With Lake Mead ending 2019 at elevation 1090.49 feet above sea level – up 9 feet for the year – it’s worth visiting the Bureau of Reclamation’s classic “structural deficit” slide and seeing how it compares to 2019’s real world data. First, a reminder of where the oft-quoted “1.2 million acre foot structural deficit” comes from:
Now, let’s compare that to 2019 data, and to a “what if” scenario:
|Structural deficit slide||2019||2019 with an 8.23 release|
Look, no structural deficit this year!
Well, sorta. In order for Lake Mead to rise that much (the biggest one-year rise since the monster runoff of 2011), we needed
- reduced lower basin use (it’s the lowest it’s been since 1986, and in the case of California since 1950) and
- the release of 9 million acre feet from Lake Powell – above the Law of the River-mandated 8.23 million acre feet and
- a good year on the Colorado’s tributaries between Lake Powell and Lake Mead (they added ~1.1 million acre feet, above the recent average of ~800,000 acre feet)

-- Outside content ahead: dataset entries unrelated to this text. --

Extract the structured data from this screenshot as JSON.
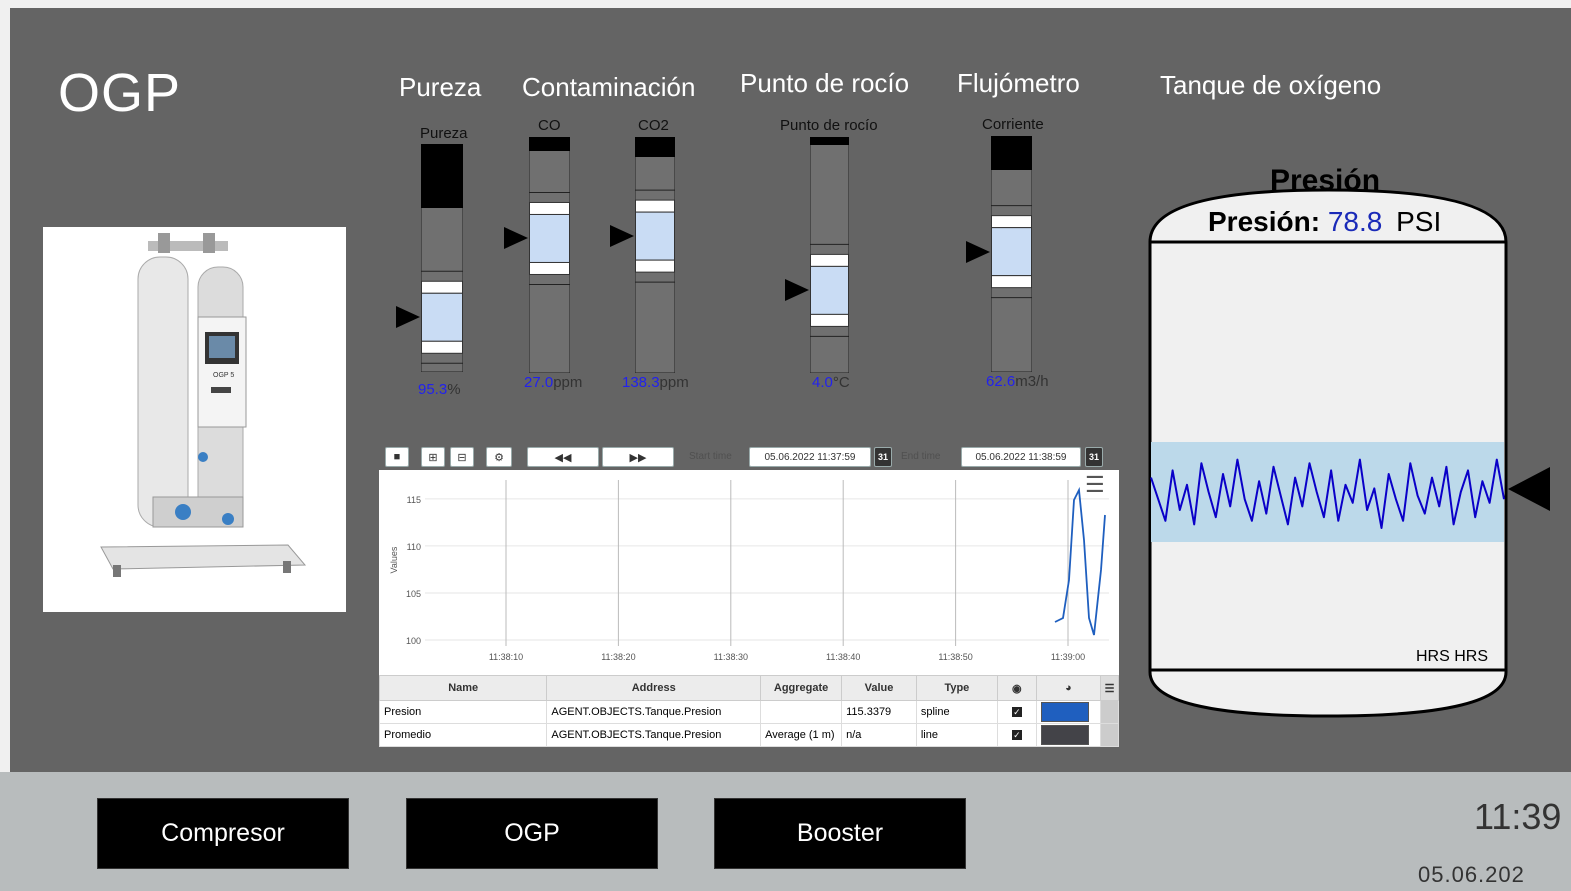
{
  "app": {
    "title": "OGP"
  },
  "product_image": {
    "model_label": "OGP 5"
  },
  "sections": {
    "pureza": "Pureza",
    "contaminacion": "Contaminación",
    "punto_rocio": "Punto de rocío",
    "flujometro": "Flujómetro",
    "tanque": "Tanque de oxígeno"
  },
  "gauges": [
    {
      "id": "pureza",
      "label": "Pureza",
      "value": "95.3",
      "unit": "%",
      "level": 0.24
    },
    {
      "id": "co",
      "label": "CO",
      "value": "27.0",
      "unit": "ppm",
      "level": 0.57
    },
    {
      "id": "co2",
      "label": "CO2",
      "value": "138.3",
      "unit": "ppm",
      "level": 0.58
    },
    {
      "id": "rocio",
      "label": "Punto de rocío",
      "value": "4.0",
      "unit": "°C",
      "level": 0.35
    },
    {
      "id": "corriente",
      "label": "Corriente",
      "value": "62.6",
      "unit": "m3/h",
      "level": 0.51
    }
  ],
  "trend": {
    "start_label": "Start time",
    "end_label": "End time",
    "start_time": "05.06.2022 11:37:59",
    "end_time": "05.06.2022 11:38:59",
    "calendar_icon_text": "31",
    "y_axis_title": "Values",
    "y_ticks": [
      "115",
      "110",
      "105",
      "100"
    ],
    "x_ticks": [
      "11:38:10",
      "11:38:20",
      "11:38:30",
      "11:38:40",
      "11:38:50",
      "11:39:00"
    ],
    "columns": [
      "Name",
      "Address",
      "Aggregate",
      "Value",
      "Type"
    ],
    "rows": [
      {
        "name": "Presion",
        "address": "AGENT.OBJECTS.Tanque.Presion",
        "aggregate": "",
        "value": "115.3379",
        "type": "spline",
        "visible": true,
        "color": "#1f5fbf"
      },
      {
        "name": "Promedio",
        "address": "AGENT.OBJECTS.Tanque.Presion",
        "aggregate": "Average (1 m)",
        "value": "n/a",
        "type": "line",
        "visible": true,
        "color": "#434348"
      }
    ]
  },
  "tank": {
    "title": "Presión",
    "pressure_label": "Presión:",
    "pressure_value": "78.8",
    "pressure_unit": "PSI",
    "axis_label": "HRS HRS",
    "band_color": "#bcd9ea",
    "line_color": "#0a00c8"
  },
  "nav": {
    "buttons": [
      "Compresor",
      "OGP",
      "Booster"
    ]
  },
  "status": {
    "time": "11:39",
    "date": "05.06.202"
  },
  "colors": {
    "background": "#646464",
    "footer": "#b8bcbd",
    "gauge_fill": "#c9dcf4",
    "value_blue": "#2222ee"
  }
}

Absent all that bonus water, the Lower Basin, despite its lowest use since 1986, would still have a deficit to deal with.